Java IDE Maker JetBrains Creates New JVM Language
JetBrains, the Prague-based maker of the venerable code-centric Java IDE IntelliJ IDEA, has introduced a new JVM-targeted programming language. Code named "Kotlin," it's a statically-typed language developed for industrial use, the company said.
The company is comparing Kotlin to Scala, Gosu, Ceylon, Fantom -- other statically typed languages targeted to run on the JVM. It claims that the language will be more stable at runtime than Java because it can statically check weak points and supports things like variable type interface, closures, extension functions and mix-ins.
Jetbrains project leads Andrey Breslav and Dmitry Jemerov answered the obvious question, "Why do we need a new statically typed language?" on the company Web site: "We know that Java is going to stand long, but we believe that the community can benefit from a new statically typed JVM-targeted language free of the legacy trouble and having the features so desperately wanted by the developers."
Kotlin was unveiled at the recent JVM Language Summit in Santa Clara, Calif., during a presentation entitled, "Project Kotlin, a new JVM language to rescue Java developers?" In a blog posting on the day of the presentation, Jemerov wrote that the company had been working on the project for almost a year.
"With Kotlin, we're building upon the many years of experience creating development tools for different languages," he wrote, "and hoping to provide a language which is productive enough for today's environment and at the same time simple enough for the ordinary programmer to learn.

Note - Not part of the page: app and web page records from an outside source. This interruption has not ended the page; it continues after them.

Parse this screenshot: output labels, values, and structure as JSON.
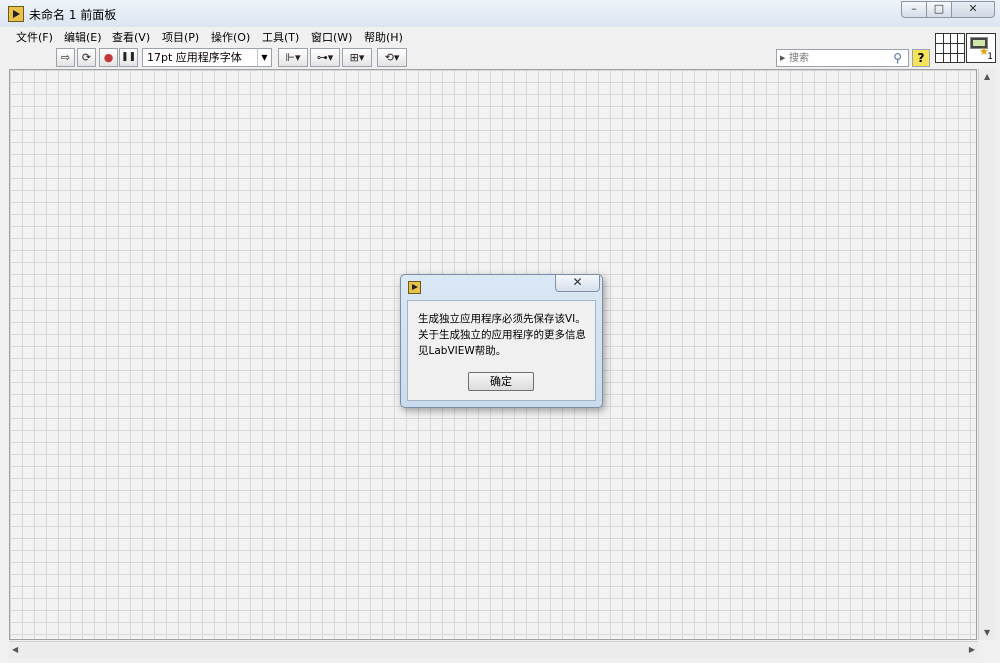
{
  "window": {
    "title": "未命名 1 前面板"
  },
  "titlebar_buttons": {
    "minimize": "–",
    "maximize": "□",
    "close": "✕"
  },
  "menu": [
    "文件(F)",
    "编辑(E)",
    "查看(V)",
    "项目(P)",
    "操作(O)",
    "工具(T)",
    "窗口(W)",
    "帮助(H)"
  ],
  "toolbar": {
    "run_icon": "⇨",
    "run_continuous_icon": "⟳",
    "abort_icon": "●",
    "pause_icon": "❚❚",
    "font": "17pt 应用程序字体",
    "align": "⊩▾",
    "distribute": "⊶▾",
    "resize": "⊞▾",
    "reorder": "⟲▾",
    "search_placeholder": "搜索",
    "help": "?"
  },
  "vi_icon": {
    "number": "1"
  },
  "dialog": {
    "message": "生成独立应用程序必须先保存该VI。关于生成独立的应用程序的更多信息见LabVIEW帮助。",
    "ok_label": "确定",
    "close_glyph": "✕"
  },
  "colors": {
    "canvas": "#f2f2f2",
    "grid": "#d8d8d8",
    "dialog_frame": "#c9dbee"
  }
}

The Kotlin language is definitely a work in progress. It's currently under active development and "nowhere near mature enough to be used by anyone outside of the development team," Jemerov wrote, adding "What you can do today is read the language documentation and leave feedback on the design of the language -- what features you like, which ones are missing, what's confusing and so on." He said the company is building "first-class IDE support" for Kotlin in parallel with the development of the language itself.

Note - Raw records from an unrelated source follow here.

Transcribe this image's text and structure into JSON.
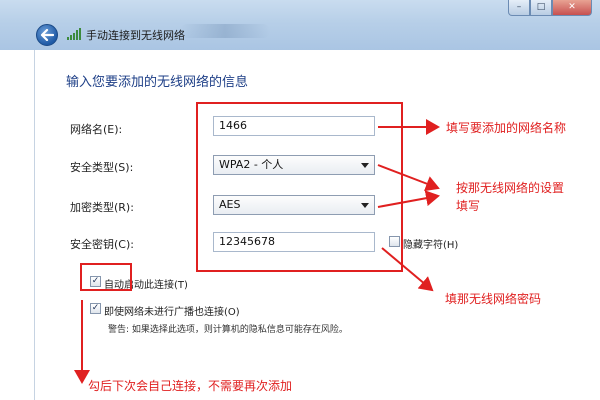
{
  "window": {
    "title": "手动连接到无线网络",
    "controls": {
      "minimize": "–",
      "maximize": "□",
      "close": "✕"
    }
  },
  "form": {
    "heading": "输入您要添加的无线网络的信息",
    "network_name": {
      "label": "网络名(E):",
      "value": "1466"
    },
    "security_type": {
      "label": "安全类型(S):",
      "value": "WPA2 - 个人"
    },
    "encryption_type": {
      "label": "加密类型(R):",
      "value": "AES"
    },
    "security_key": {
      "label": "安全密钥(C):",
      "value": "12345678"
    },
    "hide_chars": {
      "label": "隐藏字符(H)",
      "checked": false
    },
    "auto_connect": {
      "label": "自动启动此连接(T)",
      "checked": true
    },
    "connect_hidden": {
      "label": "即使网络未进行广播也连接(O)",
      "checked": true
    },
    "warning": "警告: 如果选择此选项，则计算机的隐私信息可能存在风险。"
  },
  "annotations": {
    "name_note": "填写要添加的网络名称",
    "security_note_line1": "按那无线网络的设置",
    "security_note_line2": "填写",
    "key_note": "填那无线网络密码",
    "auto_note": "勾后下次会自己连接，不需要再次添加"
  },
  "colors": {
    "annotation_red": "#e02020",
    "heading_blue": "#1e3f87",
    "titlebar_blue": "#b7cfe8"
  },
  "icons": {
    "back": "back-arrow-icon",
    "network": "wifi-signal-icon",
    "dropdown": "chevron-down-icon"
  }
}
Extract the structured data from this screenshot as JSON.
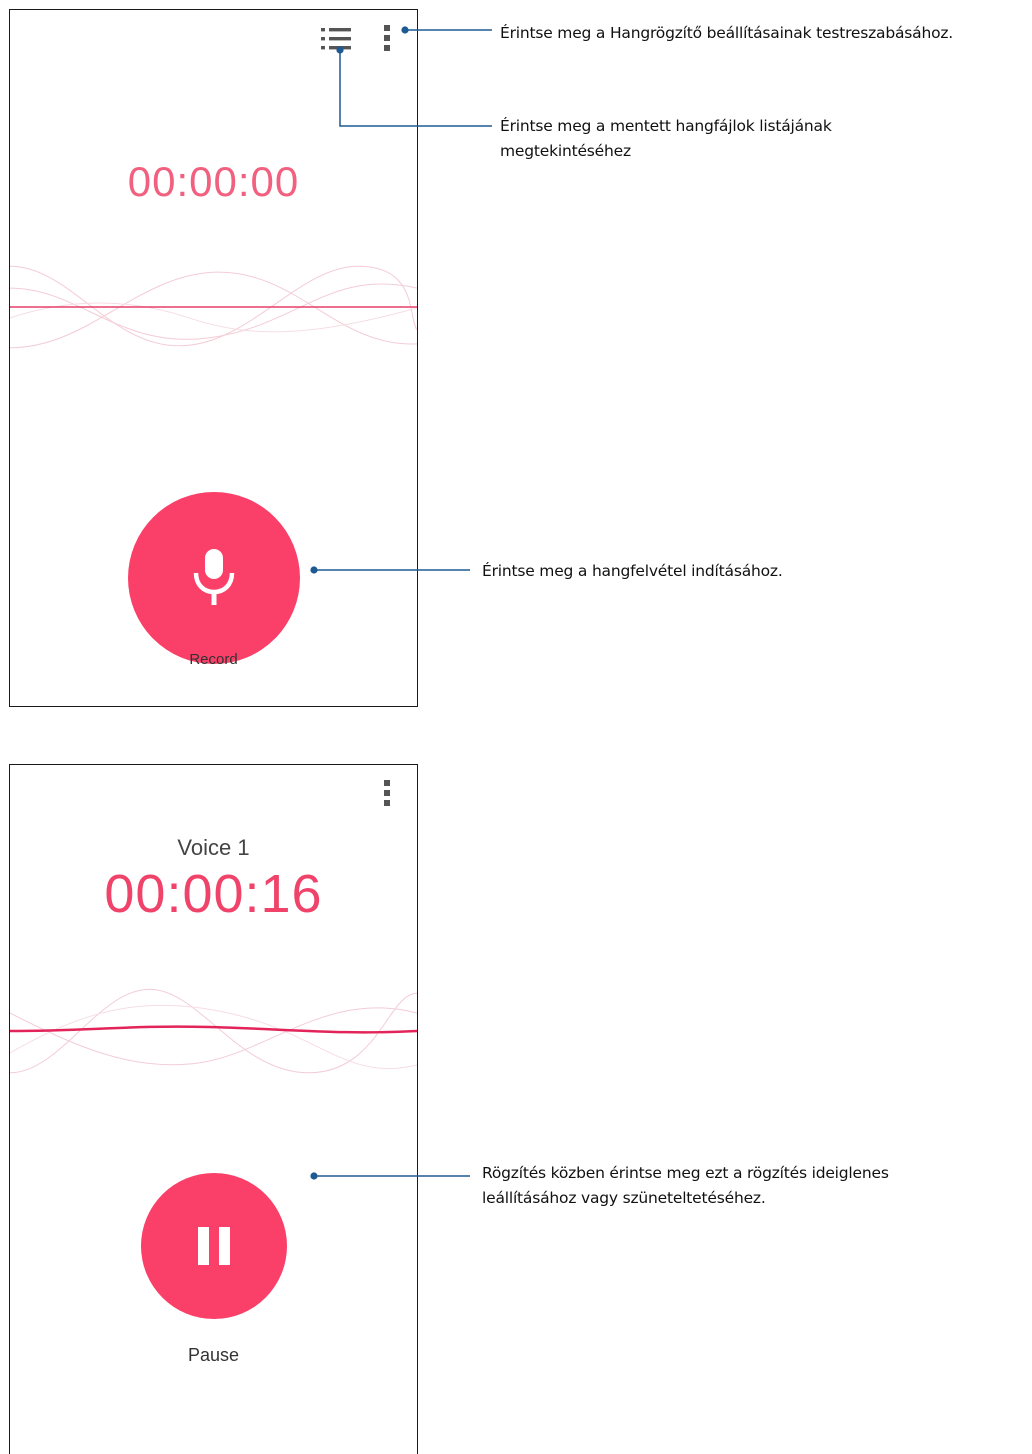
{
  "screen1": {
    "timer": "00:00:00",
    "record_label": "Record",
    "icons": [
      "list-icon",
      "more-vert-icon",
      "microphone-icon"
    ]
  },
  "screen2": {
    "recording_name": "Voice 1",
    "timer": "00:00:16",
    "pause_label": "Pause",
    "icons": [
      "more-vert-icon",
      "pause-icon"
    ]
  },
  "callouts": {
    "settings": "Érintse meg a Hangrögzítő beállításainak testreszabásához.",
    "list_line1": "Érintse meg a mentett hangfájlok listájának",
    "list_line2": "megtekintéséhez",
    "record": "Érintse meg a hangfelvétel indításához.",
    "pause_line1": "Rögzítés közben érintse meg ezt a rögzítés ideiglenes",
    "pause_line2": "leállításához vagy szüneteltetéséhez."
  },
  "colors": {
    "accent": "#fa3f68",
    "timer_idle": "#f2607f",
    "leader_line": "#1d5a94",
    "frame": "#1a1a1a"
  }
}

Breslav and Jemerov have made some examples of Kotlin syntax available on its Hello, world! Web page here.
The JetBrains team plans to release a Kotlin beta near the end of 2011, and will release both the compiler and the development tools as open-source under the Apache 2 license.
"There's still a huge amount of work ahead of us, and we're excited to hear what you guys think about our latest endeavor," Jermerov said. "So let the discussions begin!"
According to Wikipedia, Kotlin is the name of a Russian island located near the head of the Gulf of Finland, 20 miles west of Saint Petersburg in the Baltic Sea. One of JetBrains' development offices is located in Saint Petersburg.
John K. Waters is the editor in chief of a number of Converge360.com sites, with a focus on high-end development, AI and future tech. He's been writing about cutting-edge technologies and culture of Silicon Valley for more than two decades, and he's written more than a dozen books. He also co-scripted the documentary film Silicon Valley: A 100 Year Renaissance, which aired on PBS. He can be reached at email@example.com.